Apr 22 2014Comments
Apr 10 2014Comments
Apr 01 2014Comments
Want to meet a Cognitect in person? Here's where you can find us during the month of April:
Reston, VA 4/25-4/27
Northern Virginia Software Symposium
Speaking: Stu Halloway
Sessions: Clojure in 10 Big Ideas, Narcissistic Design, Simulation Testing with Simulant, Generative Testing, core.async, Datomic for the 96 Percent
Mar 25 2014Comments
Mar 18 2014Comments
Mar 16 2014Comments
Dave Thomas urges us to kill the word "agile". Many of the original leaders in agile software development have now disavowed the term. Why? In short, it's been devalued. Literally, stripped of its values. Today, the word is used as a capitalize noun, as in the hideous phrasing, "Do Agile," rather than as the lowercase adjective it was meant to be.
The word "Agile" always seemed like a branding initiative, bundling together the various things we had been calling "lightweight methods" and giving them a business-friendly label. It succeeded. No manager in their right mind goes on record saying, "Agile? We'll have none of that, thank you very much."
Dave suggests that we need an adverb rather than an adjective. It should describe how we develop software, rather than describing ourselves.
I think we face the same problem, and the same debate, with the label "DevOps."
Here's my proposal. We do need a label for a style of organization. Not for a team, nor for the individuals within that organization. If nothing else, we need that label as a shorthand to describe the style of interaction we expect. It helps us understand what culture to expect.
However, I think we also need a label that isn't so attractive to tool vendors and Big Process consultancies.
I propose we adopt the adverb "Etsily". It refers to Etsy of course, since they are the avatars of DevOps anyway. It sounds a little bit silly, so it should safely repel the blue-shirt consultants and enterprise tool vendors. Finally, it's an adverb so it can be used in sentences like, "We build things etsily."
Mar 11 2014Comments
Mar 03 2014Comments
Want to meet a Cognitect in person? Here's where you can find us during the month of March:
San Francisco, CA 3/21-3/23
Intro to Clojure, ClojureScript & Datomic Training
Trainers: Luke VanderHart, Stuart Sierra
San Francisco, CA 3/24-3/26
Organizers: Lynn Grogan, Alex Miller
Speakers: Timothy Baldridge, Stuart Sierra
Attending: Kim Foster, Justin Gehtland, Stu Halloway, Rich Hickey, Luke VanderHart, Alex Warr
Feb 25 2014Comments
Feb 17 2014Comments

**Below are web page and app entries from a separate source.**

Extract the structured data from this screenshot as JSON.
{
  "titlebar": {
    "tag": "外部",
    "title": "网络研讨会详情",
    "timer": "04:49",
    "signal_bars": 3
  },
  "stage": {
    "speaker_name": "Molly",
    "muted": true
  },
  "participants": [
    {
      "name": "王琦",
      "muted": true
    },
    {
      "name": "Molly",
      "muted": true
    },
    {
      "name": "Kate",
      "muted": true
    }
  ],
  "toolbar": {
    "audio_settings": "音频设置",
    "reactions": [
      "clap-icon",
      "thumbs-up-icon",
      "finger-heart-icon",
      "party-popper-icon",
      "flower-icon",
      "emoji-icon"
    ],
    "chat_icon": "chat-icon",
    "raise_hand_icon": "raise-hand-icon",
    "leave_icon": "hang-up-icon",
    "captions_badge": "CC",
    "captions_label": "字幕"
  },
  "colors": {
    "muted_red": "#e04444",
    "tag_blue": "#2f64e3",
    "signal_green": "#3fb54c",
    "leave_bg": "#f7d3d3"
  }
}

I've been revising my DevOps at Five talk for GOTO Chicago. In it, I talk about the CAMS model for DevOps. The 'C' in CAMS stands for Culture, and it's always a hard one to define. Yes, we do say that DevOps is about culture not tools. But what kind of culture? I can say everything is a culture. Agile development is a culture. But so is waterfall development, or cowboy coding.
Every time we try to define the culture, we end up using words like communication, collaboration, and feedback. The problem is that those words don't differentiate DevOps from ITIL, TQM, or any other operational process since Deming.
Your culture is really defined by the things that would be unthinkable to say.
In that light, I'd like to offer some statements that you will never hear in a DevOps culture.
- That's not my job.
- (From a developer) Well, the tests all pass, so the problem must be in Operations.
- (From operations) I did everything right, it must be a code problem.
- Oh, production is down? I didn't know.
- I built the production environment by hand. There's no reason to automate it because we're only doing it once.
- How close is QA to production? I don't know.
- You need a new environment? Put in a service request and we'll see.
- Your service request was approved. You should have a new machine in a few weeks.
- Why do you need another terabyte of storage? You're already using a terabyte!
- Our DBAs won't let you install that server. We're a SQL Server shop.
- I don't know what our slowest query is.
- I don't know how many cores our production environment has.
I could go on, but I think you get the idea.
How many statements like these do you hear around your company?